• [Exercise prompt]:
Could you print each entry below verbatim while omitting the pictures?

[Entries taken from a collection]
........
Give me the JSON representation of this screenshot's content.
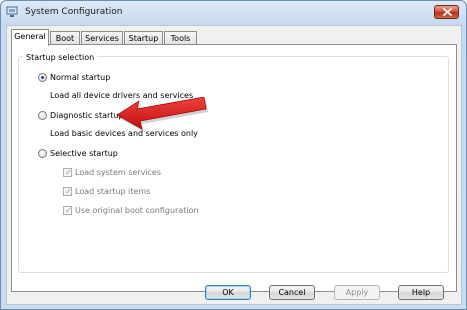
{
  "window": {
    "title": "System Configuration"
  },
  "tabs": [
    {
      "label": "General"
    },
    {
      "label": "Boot"
    },
    {
      "label": "Services"
    },
    {
      "label": "Startup"
    },
    {
      "label": "Tools"
    }
  ],
  "startup_selection": {
    "label": "Startup selection",
    "options": [
      {
        "label": "Normal startup",
        "description": "Load all device drivers and services",
        "selected": true
      },
      {
        "label": "Diagnostic startup",
        "description": "Load basic devices and services only",
        "selected": false
      },
      {
        "label": "Selective startup",
        "selected": false
      }
    ],
    "selective_items": [
      {
        "label": "Load system services",
        "checked": true
      },
      {
        "label": "Load startup items",
        "checked": true
      },
      {
        "label": "Use original boot configuration",
        "checked": true
      }
    ]
  },
  "buttons": {
    "ok": "OK",
    "cancel": "Cancel",
    "apply": "Apply",
    "help": "Help"
  },
  "colors": {
    "arrow": "#e02020",
    "radio_dot": "#1d4a9c",
    "close_button": "#c7432b"
  }
}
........
• [Output for this exercise]:
Give me the JSON representation of this screenshot's content.
{
  "window": {
    "title": "System Configuration"
  },
  "tabs": [
    {
      "label": "General"
    },
    {
      "label": "Boot"
    },
    {
      "label": "Services"
    },
    {
      "label": "Startup"
    },
    {
      "label": "Tools"
    }
  ],
  "startup_selection": {
    "label": "Startup selection",
    "options": [
      {
        "label": "Normal startup",
        "description": "Load all device drivers and services",
        "selected": true
      },
      {
        "label": "Diagnostic startup",
        "description": "Load basic devices and services only",
        "selected": false
      },
      {
        "label": "Selective startup",
        "selected": false
      }
    ],
    "selective_items": [
      {
        "label": "Load system services",
        "checked": true
      },
      {
        "label": "Load startup items",
        "checked": true
      },
      {
        "label": "Use original boot configuration",
        "checked": true
      }
    ]
  },
  "buttons": {
    "ok": "OK",
    "cancel": "Cancel",
    "apply": "Apply",
    "help": "Help"
  },
  "colors": {
    "arrow": "#e02020",
    "radio_dot": "#1d4a9c",
    "close_button": "#c7432b"
  }
}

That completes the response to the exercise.